Ayn Rand: anti-collectivist ideologue, standard-bearer for unapologetic individualism and rugged self-reliance, or selfish, fantasist and elitist hypocrite?
Political conservatives and libertarians increasingly flock to her writings and support her philosophy of individualism and unfettered capitalism, which she dubbed, “objectivism”. On the other hand, liberals see her as selfish zealot, elitist, narcissistic, even psychopathic.
The truth, of course, is more nuanced and complex, especially the private Ayn Rand versus the very public persona. Thus those who fail to delve into Rand’s traumatic and colorful history fail to grasp the many paradoxes and contradictions that she enshrined.
Rand was firmly and vociferously pro-choice, yet she believed that women should submit to the will of great men. She was a devout atheist and outspoken pacifist, yet she believed Native Americans fully deserved their cultural genocide for not grasping capitalism. She viewed homosexuality as disgusting and immoral, but supported non-discrimination protection for homosexuals in the public domain, yet opposed such rights in private, all the while having an extremely colorful private life herself. She was a valiant opponent of government and federal regulation in all forms. Publicly, she viewed Social Security, Medicare and other “big government” programs with utter disdain, their dependents nothing more than weak-minded loafers and “takers”. Privately, later in life, she accepted payments from Social Security and Medicare. Perhaps most paradoxically, Rand derided those who would fake their own reality, while at the same time being chronically dependent on mind-distorting amphetamines; popping speed at the same time as writing her keystones to objectivism: Fountainhead and Atlas Shrugged.
As an atheist Ayn Rand did not approve of shrines but the hushed, air-conditioned headquarters which bears her name acts as a secular version.

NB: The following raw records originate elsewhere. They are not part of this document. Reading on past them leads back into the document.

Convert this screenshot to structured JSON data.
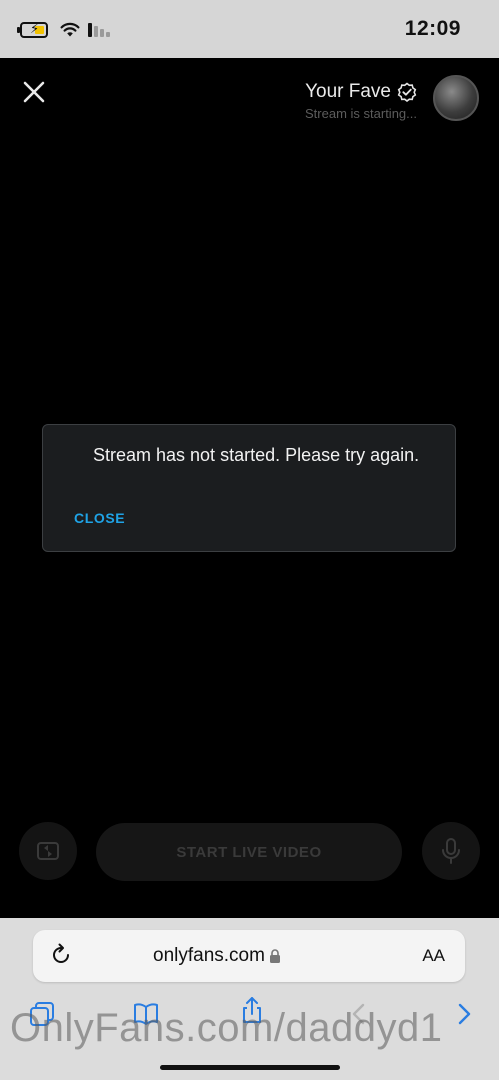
{
  "status_bar": {
    "time": "12:09"
  },
  "stream_header": {
    "creator_name": "Your Fave",
    "status_text": "Stream is starting..."
  },
  "dialog": {
    "message": "Stream has not started. Please try again.",
    "close_label": "CLOSE"
  },
  "controls": {
    "start_live_label": "START LIVE VIDEO"
  },
  "browser": {
    "url": "onlyfans.com",
    "text_size_label": "AA"
  },
  "watermark": {
    "text": "OnlyFans.com/daddyd1"
  },
  "colors": {
    "accent": "#1fa3e6",
    "background": "#000000",
    "dialog_bg": "#1b1d1f",
    "browser_bar": "#dcdcdc"
  }
}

Her walnut desk occupies a position of honour. She smiles from a gallery of black and white photos, young in some, old in others. A bronze bust, larger than life, tilts her head upward, jaw clenched, expression resolute.
The Ayn Rand Institute in Irvine, California, venerates the late philosopher as a prophet of unfettered capitalism who showed America the way. A decade ago it struggled to have its voice heard. Today its message booms all the way to Washington DC.
It was a transformation which counted Paul Ryan, chairman of the House budget committee, as a devotee. He gave Rand’s novel, Atlas Shrugged, as Christmas presents and hailed her as “the reason I got into public service”.
Then, last week, he was selected as the Republican vice-presidential nominee and his enthusiasm seemed to evaporate. In fact, the backtracking began earlier this year when Ryan said as a Catholic his inspiration was not Rand’s “objectivism” philosophy but Thomas Aquinas’.
The flap has illustrated an acute dilemma for the institute. Once peripheral, it has veered close to mainstream, garnering unprecedented influence. The Tea Party has adopted Rand as a seer and waves placards saying “We should shrug” and “Going Galt”, a reference to an Atlas Shrugged character named John Galt.
Prominent Republicans channel Rand’s arguments in promises to slash taxes and spending and to roll back government. But, like Ryan, many publicly renounce the controversial Russian emigre as a serious influence. Where, then, does that leave the institute, the keeper of her flame?
Given Rand’s association with plutocrats – she depicted captains of industry as “producers” besieged by parasitic “moochers” – the headquarters are unexpectedly modest. Founded in 1985 three years after Rand’s death, the institution moved in 2002 from Marina del Rey, west of Los Angeles, to a drab industrial park in Irvine, 90 minutes south, largely to save money. It shares a nondescript two-storey building with financial services and engineering companies.
There is little hint of Galt, the character who symbolises the power and glory of the human mind, in the bland corporate furnishings. But the quotations and excerpts adorning the walls echo a mission which drove Rand and continues to inspire followers as an urgent injunction.
“The demonstration of a new moral philosophy: the morality of rational self-interest.”
These, said Onkar Ghate, the institute’s vice-president, are relatively good times for Randians. “Our primary mission is to advance awareness of her ideas and promote her philosophy. I must say, it’s going very well.”
On that point, if none other, conservatives and progressives may agree. Thirty years after her death Rand, as a radical intellectual and political force, is going very well indeed. Her novel Atlas Shrugged, a 1,000 page assault on big government, social welfare and altruism first published in 1957, is reportedly selling more than 400,000 copies per year and is being made into a movie trilogy. Its radical author, who also penned The Fountainhead and other novels and essays, is the subject of a recent documentary and spate of books.
To critics who consider Rand’s philosophy that “of the psychopath, a misanthropic fantasy of cruelty, revenge and greed”, her posthumous success is alarming.
Relatively little attention however has been paid to the institute which bears her name and works, often behind the scenes, to direct her legacy and shape right-wing debate.